Through Women Lead, they’re able to reach women even earlier in their lives and careers. “What a gift that is, to get women at the undergraduate level,” Schachter comments. “We are not aware of any other school that is doing this at that level.”

Both Schachter and Cochran agree that they get almost as much out of the program as the students do. “It’s very enriching right back to us,” Cochran says. “We can talk about what we’re giving them, but there’s not an experience that I leave that I don’t feel enriched and better for having done it.”

‘There Are Many Paths to Get Somewhere’

As they’ve mentored the students in the Women Lead program, Cochran and Schachter have been able to draw from their own paths to corporate leadership positions — paths that were neither immediate nor easy. Schachter recalls a number of career setbacks caused by forces outside her control — first an oil crisis that ended her airline career almost as soon as it’d begun; then, after she’d earned her MBA at Georgia State with plans on going into international banking, a financial crisis rendered job openings scarce.

“I thought, ‘OK, I’m being pushed down again,” she remembers. “But I was recruited by a consulting company, and I ended up working there four years. It turned out to be a great experience for me, because even though I was a female and young, I was being put into situations where I was interfacing with senior leaders. I wouldn’t have been able to do that anywhere else.”

Cochran, meanwhile, earned her nursing degree and spent 17 years at Egleston Children’s Hospital, now part of Children’s Healthcare of Atlanta. A strong mentor, she says, got her to expand her horizons and explore management training and leadership development. That, in turn, prompted her to pursue a master’s degree at the College of Education and Human Development.

“Probably one of the best decisions I ever made,” she says with a smile. “What I was learning on the job I was able to apply immediately in the curriculum to pursue my master’s — I loved that. And I was immediately doing things for work with what I was learning at Georgia State, and that just made it very real for me. It was a really rich learning environment.”

Though Cochran and Schachter earned their advanced degrees in different fields and at different times in their careers, their experiences had a very important common thread: “Neither one of us are in the original job we thought we would have,” Cochran says. “I chose a health care path for my first university studies, and did that for a period of time until somebody said, ‘You’re doing more than just being a nurse, would you be open to exploring that?’ Part of the take-away message, for me, was if you don’t know what’s out there, if you’re not told to pursue anything, how can you say you’re doing what you were meant to do?

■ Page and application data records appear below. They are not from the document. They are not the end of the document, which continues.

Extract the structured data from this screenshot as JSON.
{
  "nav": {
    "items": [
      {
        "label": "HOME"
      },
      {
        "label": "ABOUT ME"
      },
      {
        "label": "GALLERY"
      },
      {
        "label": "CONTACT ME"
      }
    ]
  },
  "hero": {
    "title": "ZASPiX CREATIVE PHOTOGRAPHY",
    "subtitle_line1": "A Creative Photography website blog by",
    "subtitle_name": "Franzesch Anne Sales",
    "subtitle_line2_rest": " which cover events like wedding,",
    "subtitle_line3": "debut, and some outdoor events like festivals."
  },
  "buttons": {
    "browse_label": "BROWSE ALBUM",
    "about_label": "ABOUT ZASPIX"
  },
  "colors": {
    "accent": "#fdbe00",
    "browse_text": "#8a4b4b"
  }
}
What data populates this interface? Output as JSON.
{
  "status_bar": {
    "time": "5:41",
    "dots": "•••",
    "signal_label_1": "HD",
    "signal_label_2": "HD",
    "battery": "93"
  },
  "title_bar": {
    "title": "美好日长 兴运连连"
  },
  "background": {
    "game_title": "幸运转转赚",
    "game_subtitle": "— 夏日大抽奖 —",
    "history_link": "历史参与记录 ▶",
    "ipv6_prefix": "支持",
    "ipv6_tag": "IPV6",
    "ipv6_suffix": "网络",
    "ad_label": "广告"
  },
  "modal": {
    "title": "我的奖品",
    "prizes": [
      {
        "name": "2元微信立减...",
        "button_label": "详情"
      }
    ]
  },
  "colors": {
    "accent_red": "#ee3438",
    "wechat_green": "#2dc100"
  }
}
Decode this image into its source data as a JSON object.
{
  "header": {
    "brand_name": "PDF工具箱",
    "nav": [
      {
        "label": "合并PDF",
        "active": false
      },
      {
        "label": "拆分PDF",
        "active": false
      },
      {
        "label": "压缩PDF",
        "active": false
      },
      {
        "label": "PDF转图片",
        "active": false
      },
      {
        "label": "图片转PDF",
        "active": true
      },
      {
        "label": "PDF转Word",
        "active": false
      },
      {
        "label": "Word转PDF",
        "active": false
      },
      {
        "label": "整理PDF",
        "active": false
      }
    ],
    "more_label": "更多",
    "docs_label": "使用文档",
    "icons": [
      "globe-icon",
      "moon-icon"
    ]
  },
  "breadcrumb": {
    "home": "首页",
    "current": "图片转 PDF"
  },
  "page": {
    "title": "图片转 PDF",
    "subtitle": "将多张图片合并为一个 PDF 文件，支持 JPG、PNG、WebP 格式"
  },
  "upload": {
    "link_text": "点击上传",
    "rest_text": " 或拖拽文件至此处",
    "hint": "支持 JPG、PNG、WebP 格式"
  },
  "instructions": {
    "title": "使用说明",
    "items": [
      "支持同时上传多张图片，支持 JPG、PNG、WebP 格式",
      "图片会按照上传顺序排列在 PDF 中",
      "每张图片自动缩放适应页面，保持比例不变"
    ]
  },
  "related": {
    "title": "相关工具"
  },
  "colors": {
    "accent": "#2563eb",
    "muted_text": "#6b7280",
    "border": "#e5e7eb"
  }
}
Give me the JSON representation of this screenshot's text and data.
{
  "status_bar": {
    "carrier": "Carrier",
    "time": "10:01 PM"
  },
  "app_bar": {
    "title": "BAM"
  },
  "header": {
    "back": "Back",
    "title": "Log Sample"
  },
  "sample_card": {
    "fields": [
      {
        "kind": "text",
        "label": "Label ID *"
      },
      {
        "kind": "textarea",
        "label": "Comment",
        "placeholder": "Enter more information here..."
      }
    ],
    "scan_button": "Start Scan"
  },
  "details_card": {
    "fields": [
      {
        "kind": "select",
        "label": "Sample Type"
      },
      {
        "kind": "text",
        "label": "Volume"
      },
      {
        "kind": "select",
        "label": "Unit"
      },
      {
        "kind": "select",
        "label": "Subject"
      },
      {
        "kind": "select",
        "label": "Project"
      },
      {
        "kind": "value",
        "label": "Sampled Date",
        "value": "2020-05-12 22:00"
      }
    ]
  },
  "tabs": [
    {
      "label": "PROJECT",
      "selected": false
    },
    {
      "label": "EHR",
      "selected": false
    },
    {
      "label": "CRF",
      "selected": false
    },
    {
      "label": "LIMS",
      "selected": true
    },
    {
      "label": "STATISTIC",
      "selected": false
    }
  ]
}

“There are many paths to get somewhere, but you have to get an idea of where you might want to go. How do you think it through? How does your life experience inform that, how does your value structure inform that, how does your passion inform that?”

Being part of Women Lead, she says, has given her and Schachter the opportunity to help a widely diverse group of young women find the answers to those questions. “Sharon and I both have served as mentors this past year,” Cochran says, “and it’s been amazing to sit down across from someone who’s young, has a different culture, and is from a different value and family structure. And just to be able to talk with them and watch them open up, you can see them discovering opportunities they might not have thought of.”

For Schachter, who retired from Coke in 2013 after 33 years with the company, the experience is particularly poignant. “Staying involved with this is a way to keep giving back, and really pay it forward,” she says. “Because I didn’t want to stop working with the development of people. I don’t have the opportunity to do it at Coke anymore, but I’m finding other ways.”

It’s also enabled her to reconnect with her alma mater. “Once I got involved and realized all the innovative things Georgia State was doing, especially around retention, with analytics and the microeconomic approach, and with the diversity of the students, I got really excited. A lot of things were happening at the same time … to me, it was like a whole different school from what I had experienced. I’m a big fan, a rah-rah supporter of Georgia State these days.”